It's no use trying to persuade the diversity Left; they cannot be moved. But something might have been done to conciliate Summers's critics. They did not mean to bring him down, even though they helped to do that. They were irresponsible in bringing small charges that, combined with the hostility of the Left, had a lethal effect. Unfortunately, Summers with various abject apologies and huge gifts—$50 million for the cause of bringing more diversity feminists to Harvard—tried to conciliate his enemies rather than his critics. He encouraged his enemies by showing how weak he was and failed to persuade those who might have been persuaded if he had defended himself and attacked his enemies.
This brings us to Mr. Summers, surely more sinned against than sinner. He gave a noble try to the reform of Harvard, and he failed. During his ordeal of relentless, humorless criticism and especially in his letter of resignation he was gracious to all who were doing him wrong. He was not a bully but his enemies were. They, not he, deserved to be humiliated. He overmatched them one-on-one, but together these ungenerous weaklings brought him down.

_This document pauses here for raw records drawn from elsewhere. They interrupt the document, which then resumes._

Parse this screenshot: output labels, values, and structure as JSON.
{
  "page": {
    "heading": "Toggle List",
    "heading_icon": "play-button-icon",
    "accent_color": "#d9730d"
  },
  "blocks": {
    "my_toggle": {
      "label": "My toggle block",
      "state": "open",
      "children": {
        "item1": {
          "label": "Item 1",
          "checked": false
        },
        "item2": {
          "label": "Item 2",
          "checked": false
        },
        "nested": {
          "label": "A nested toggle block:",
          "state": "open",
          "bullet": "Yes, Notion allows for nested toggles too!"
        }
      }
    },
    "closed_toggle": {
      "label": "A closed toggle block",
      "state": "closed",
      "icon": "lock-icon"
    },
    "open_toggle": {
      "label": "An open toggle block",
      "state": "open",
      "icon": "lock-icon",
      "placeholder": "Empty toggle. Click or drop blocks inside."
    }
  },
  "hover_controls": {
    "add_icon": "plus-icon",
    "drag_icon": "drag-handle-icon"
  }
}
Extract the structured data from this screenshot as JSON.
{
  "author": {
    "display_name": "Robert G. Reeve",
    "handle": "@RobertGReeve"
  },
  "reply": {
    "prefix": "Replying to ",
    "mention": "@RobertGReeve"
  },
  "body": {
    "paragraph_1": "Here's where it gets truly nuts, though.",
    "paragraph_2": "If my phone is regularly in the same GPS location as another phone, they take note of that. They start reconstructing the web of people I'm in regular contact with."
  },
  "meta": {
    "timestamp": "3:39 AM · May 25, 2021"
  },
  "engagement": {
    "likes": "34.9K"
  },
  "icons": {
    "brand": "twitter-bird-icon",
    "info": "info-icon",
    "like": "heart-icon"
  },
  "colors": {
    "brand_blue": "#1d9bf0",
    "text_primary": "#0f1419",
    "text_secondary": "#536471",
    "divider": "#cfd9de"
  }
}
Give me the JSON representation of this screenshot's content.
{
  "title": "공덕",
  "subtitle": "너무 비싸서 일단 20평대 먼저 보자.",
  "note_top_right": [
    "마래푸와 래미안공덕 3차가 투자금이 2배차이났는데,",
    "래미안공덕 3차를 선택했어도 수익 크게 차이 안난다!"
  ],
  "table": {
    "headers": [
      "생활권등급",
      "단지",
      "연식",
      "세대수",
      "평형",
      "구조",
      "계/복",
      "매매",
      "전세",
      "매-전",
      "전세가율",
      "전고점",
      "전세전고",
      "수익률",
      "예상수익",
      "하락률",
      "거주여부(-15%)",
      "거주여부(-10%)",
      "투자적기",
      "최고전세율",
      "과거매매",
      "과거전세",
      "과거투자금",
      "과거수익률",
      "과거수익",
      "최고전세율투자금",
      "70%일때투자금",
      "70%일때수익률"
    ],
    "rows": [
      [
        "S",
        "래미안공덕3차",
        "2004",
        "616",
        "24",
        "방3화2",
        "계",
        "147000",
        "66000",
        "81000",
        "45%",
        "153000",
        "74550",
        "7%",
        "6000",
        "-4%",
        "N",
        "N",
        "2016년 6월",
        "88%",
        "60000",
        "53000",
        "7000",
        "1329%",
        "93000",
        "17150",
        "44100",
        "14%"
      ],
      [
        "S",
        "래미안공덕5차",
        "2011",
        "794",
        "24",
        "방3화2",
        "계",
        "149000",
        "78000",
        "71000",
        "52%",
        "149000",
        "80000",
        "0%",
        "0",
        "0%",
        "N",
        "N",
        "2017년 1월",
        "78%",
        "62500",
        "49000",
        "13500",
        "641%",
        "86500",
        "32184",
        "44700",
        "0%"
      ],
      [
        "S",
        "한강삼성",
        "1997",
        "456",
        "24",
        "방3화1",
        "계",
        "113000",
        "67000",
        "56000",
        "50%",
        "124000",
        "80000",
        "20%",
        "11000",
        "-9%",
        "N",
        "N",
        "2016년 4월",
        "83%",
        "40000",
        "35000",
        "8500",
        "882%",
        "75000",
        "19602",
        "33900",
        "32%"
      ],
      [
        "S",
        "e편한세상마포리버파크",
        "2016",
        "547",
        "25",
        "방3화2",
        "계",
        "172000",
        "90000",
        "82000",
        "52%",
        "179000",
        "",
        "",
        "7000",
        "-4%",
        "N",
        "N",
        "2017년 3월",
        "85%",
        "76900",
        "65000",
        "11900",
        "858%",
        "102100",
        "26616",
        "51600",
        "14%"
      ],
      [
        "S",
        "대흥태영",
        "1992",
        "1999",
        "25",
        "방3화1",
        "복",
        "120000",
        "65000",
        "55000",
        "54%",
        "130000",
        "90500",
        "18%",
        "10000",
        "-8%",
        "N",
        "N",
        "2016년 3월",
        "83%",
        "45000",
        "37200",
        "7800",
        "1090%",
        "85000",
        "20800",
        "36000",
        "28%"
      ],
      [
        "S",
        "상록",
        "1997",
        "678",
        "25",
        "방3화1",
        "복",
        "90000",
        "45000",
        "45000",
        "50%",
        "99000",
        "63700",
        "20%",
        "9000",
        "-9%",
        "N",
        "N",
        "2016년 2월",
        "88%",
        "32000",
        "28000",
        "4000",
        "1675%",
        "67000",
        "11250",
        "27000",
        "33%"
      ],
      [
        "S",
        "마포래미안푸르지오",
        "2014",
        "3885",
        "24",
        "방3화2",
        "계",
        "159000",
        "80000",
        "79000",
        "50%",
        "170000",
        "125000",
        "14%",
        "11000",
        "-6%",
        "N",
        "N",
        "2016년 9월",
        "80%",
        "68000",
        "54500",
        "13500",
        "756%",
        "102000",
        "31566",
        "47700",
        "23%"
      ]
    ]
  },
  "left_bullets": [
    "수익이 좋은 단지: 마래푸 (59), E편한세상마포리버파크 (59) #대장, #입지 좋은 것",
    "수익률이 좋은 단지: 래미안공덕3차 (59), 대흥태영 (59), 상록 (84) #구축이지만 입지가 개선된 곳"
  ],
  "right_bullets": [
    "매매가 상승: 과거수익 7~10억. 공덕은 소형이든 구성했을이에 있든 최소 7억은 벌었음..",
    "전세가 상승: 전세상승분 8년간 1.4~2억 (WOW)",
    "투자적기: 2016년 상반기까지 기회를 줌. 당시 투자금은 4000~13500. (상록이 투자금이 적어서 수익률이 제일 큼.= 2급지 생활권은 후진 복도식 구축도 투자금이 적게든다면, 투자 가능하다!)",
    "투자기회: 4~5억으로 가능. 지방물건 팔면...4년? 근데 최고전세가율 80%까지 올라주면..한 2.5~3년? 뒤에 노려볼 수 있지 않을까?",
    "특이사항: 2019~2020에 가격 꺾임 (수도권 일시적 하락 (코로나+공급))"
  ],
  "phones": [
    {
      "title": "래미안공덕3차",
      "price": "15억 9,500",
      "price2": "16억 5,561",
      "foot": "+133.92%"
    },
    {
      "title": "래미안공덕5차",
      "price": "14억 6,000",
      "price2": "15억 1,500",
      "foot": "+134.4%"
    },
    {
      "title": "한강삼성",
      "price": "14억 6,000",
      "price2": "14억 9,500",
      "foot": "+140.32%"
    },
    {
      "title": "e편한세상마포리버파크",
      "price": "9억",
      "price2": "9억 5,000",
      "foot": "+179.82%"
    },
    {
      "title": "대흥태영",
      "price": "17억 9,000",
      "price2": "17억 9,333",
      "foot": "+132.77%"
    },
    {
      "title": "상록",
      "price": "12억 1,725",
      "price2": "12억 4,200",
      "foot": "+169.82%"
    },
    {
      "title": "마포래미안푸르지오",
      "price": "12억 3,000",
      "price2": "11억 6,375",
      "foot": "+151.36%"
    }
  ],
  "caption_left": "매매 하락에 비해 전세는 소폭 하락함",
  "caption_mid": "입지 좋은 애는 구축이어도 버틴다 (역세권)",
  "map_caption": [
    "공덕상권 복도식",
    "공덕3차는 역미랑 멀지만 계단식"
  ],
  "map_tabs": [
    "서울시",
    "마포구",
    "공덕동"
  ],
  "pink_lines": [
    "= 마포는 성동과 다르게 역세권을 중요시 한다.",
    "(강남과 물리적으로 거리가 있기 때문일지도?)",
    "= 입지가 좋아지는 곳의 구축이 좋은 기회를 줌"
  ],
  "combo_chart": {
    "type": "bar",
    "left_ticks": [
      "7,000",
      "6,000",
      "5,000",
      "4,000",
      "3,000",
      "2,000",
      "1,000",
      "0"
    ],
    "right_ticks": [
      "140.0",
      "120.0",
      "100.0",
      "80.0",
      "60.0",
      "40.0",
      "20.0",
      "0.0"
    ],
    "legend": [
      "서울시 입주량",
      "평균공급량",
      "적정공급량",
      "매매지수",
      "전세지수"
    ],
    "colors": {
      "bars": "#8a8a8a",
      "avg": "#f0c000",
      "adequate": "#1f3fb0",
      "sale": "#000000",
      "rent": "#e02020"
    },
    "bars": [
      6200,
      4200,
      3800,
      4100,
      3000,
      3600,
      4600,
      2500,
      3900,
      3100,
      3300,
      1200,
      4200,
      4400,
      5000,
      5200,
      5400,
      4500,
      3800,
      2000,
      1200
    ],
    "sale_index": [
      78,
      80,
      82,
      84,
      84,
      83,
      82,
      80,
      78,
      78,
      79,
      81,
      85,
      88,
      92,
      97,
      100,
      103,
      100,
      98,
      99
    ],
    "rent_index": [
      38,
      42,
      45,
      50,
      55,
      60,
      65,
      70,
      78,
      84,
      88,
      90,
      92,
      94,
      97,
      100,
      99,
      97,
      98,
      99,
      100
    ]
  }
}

Summers did not defend himself but instead demoralized his defenders with his apologies, leaving them with nothing to defend. We do not know whether he was under constraint from the Corporation, but he did not organize his defenders. He believed it would be divisive to admit that there were "sides" in the dispute. He worried about returning to the partisanship within the faculty of the late 1960s. But of course the other side had organized early on in his administration. He and Dean Kirby allowed the election in 2004 of a Faculty Council (the faculty representative body) composed of his worst enemies, that plotted against him throughout. It would have been easy to expose them, for they tended to overreach. Instead, they succeeded in a goal they never thought they could attain.
Summers's administration was a one-man show. He did not build a group of supporters to carry out his plans. He relied on himself alone. It was as if his individual superiority would bring victory in a series of single combats without his having to build an army with soldiers, marshals, and a Garde Imperiale. His audience would applaud his victories and the common good would be served. Yet this picture is not quite right. Far from imitating Napoleon, Mr. Summers believed in reason and in self-interest as the object of reason. He thought he could prevail without winning and apologize without losing. Nor would he have to out-argue his intellectual inferiors. He would merely question their opinions and show them their indubitable self-interest. He was in a deep sense impolitic, an economic man who knows nothing of war and hence nothing of politics. He lost his own opportunity and in doing so may have spoiled it for others.